Now let another Dennis coin the phrase “esprit de bain” to cover the situation when you compose a clerihew while having a shower. (Yes, I know that the French word for “shower” is “douche”. but somehow the phrase “esprit de douche” doesn’t have that certain je ne sais quoi.)
The two new clerihews below came to my mind unbidden as the water sluiced from the shower head. For your edification, I have included a bit of background material for both verses.
Fidel Castro and Che Guevara
Fidel Castro (1926–2016), Cuban politician and revolutionary, led the guerilla campaign that ousted the dictator Fulgencio Batista from power in Cuba at the end of 1958. Depending on your point of view, Castro was either a revolutionary hero or a revolutionary monster. Certainly, he was a central figure in the Cuban missile crisis, which arguably is the point at which the human species has (so far) most closely approached the brink of nuclear war.
Ernesto ‘Che’ Guevara, Argentinian revolutionary and physician, first met Fidel Castro in Mexico in 1955, and in 1956 he joined Castro’s revolution in Cuba. Guevara soon rose to prominence among the insurgents, and played a pivotal role in the campaign that deposed the Batista regime. Guevara left Cuba in 1965 to foment revolution abroad, which resulted in his death in Bolivia in 1965.
While it is abundantly clear that Fidel Castro and Che Guevara must have shared a meal on more than one occasion, I have no evidence that any of those meals consisted of a dish of spaghetti Carbonara. By a curious coincidence, “Carbonari” is the name given to an informal network of secret revolutionary societies that was active in Italy from about 1800 to 1831. The Italian Carbonari are often cited as the inspiration for many other revolutionary groups.

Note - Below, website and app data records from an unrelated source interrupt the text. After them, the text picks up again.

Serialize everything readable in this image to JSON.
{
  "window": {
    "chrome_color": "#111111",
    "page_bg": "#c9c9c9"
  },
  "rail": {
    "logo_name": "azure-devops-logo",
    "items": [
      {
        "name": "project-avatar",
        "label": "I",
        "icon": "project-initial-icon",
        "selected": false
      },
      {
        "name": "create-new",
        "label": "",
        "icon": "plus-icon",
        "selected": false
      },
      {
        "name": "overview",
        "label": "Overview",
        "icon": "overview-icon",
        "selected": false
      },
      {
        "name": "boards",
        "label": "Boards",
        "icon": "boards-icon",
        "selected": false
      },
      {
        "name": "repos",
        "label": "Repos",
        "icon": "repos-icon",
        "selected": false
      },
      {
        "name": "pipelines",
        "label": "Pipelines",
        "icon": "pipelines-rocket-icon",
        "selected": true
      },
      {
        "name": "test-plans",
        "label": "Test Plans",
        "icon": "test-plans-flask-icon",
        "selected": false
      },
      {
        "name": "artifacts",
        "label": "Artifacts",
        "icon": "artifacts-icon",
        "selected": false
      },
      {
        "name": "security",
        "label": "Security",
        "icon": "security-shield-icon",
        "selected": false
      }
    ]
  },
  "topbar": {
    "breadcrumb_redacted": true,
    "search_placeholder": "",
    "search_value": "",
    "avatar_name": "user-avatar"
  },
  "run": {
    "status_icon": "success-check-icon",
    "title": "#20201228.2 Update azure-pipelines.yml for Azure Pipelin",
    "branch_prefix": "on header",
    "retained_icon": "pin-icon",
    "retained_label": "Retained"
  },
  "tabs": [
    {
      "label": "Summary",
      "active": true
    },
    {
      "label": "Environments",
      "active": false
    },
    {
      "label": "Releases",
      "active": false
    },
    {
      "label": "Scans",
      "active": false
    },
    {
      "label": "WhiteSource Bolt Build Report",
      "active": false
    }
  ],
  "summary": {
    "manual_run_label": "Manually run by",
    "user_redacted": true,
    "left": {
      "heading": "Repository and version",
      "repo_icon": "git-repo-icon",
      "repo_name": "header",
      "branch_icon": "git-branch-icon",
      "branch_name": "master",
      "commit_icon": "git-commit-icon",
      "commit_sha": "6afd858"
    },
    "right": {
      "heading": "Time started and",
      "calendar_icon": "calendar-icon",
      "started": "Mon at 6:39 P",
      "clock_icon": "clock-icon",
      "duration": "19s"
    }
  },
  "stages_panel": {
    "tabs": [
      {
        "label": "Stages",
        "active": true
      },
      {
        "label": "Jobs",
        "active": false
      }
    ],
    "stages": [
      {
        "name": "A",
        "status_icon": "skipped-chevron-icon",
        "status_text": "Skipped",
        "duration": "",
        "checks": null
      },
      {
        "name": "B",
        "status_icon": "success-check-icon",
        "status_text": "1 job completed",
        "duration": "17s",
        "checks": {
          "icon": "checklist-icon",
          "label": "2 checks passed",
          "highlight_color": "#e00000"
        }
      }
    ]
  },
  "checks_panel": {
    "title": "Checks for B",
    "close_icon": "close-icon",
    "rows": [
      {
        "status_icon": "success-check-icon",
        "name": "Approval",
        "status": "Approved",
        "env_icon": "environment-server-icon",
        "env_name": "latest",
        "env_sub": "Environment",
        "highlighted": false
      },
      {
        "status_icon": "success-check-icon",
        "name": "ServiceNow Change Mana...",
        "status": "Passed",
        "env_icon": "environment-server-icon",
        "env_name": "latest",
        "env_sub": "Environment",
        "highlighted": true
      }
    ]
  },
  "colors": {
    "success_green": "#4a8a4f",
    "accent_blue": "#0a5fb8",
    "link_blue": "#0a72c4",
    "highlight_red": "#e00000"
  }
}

David Bowie and the Spiders from Mars
David Bowie (1947–2016), musician and actor, was a leading innovator in popular music from the 1960s until his death in early 2016. A feature of Bowie’s career — at least in the early days — was the different persona that he adopted with every new concept he explored. The Independent newspaper identified some of those personas (and album associated with them) as:
- Major Tom (Space Oddity)
- Aladdin Sane (Aladdin Sane)
- Thin White Duke (Young Americans)
- Halloween Jack (Diamond Dogs)
And of course there was Ziggy Stardust.
In 1972, Bowie released his fifth studio album, The Rise and Fall of Ziggy Stardust and the Spiders from Mars, a concept album about a fictitious rock band fronted by the eponymous Ziggy. According to Rolling Stone magazine:
Ziggy [was] an … alien rock star, sent to Earth as a messenger …. [H]umanity was in its final five years of existence, and Ziggy was dispatched to deliver a message of hope: He’s a wild, hedonistic figure (“well-hung and snow-white tan”), but at his core communicates peace and love; he’s the ultimate rock star. And in the end, he is destroyed by his own excesses and by his fans.
David Bowie was often dubbed ‘the coolest man on Earth’. And what could be cooler that drinking champagne with an alien rock band?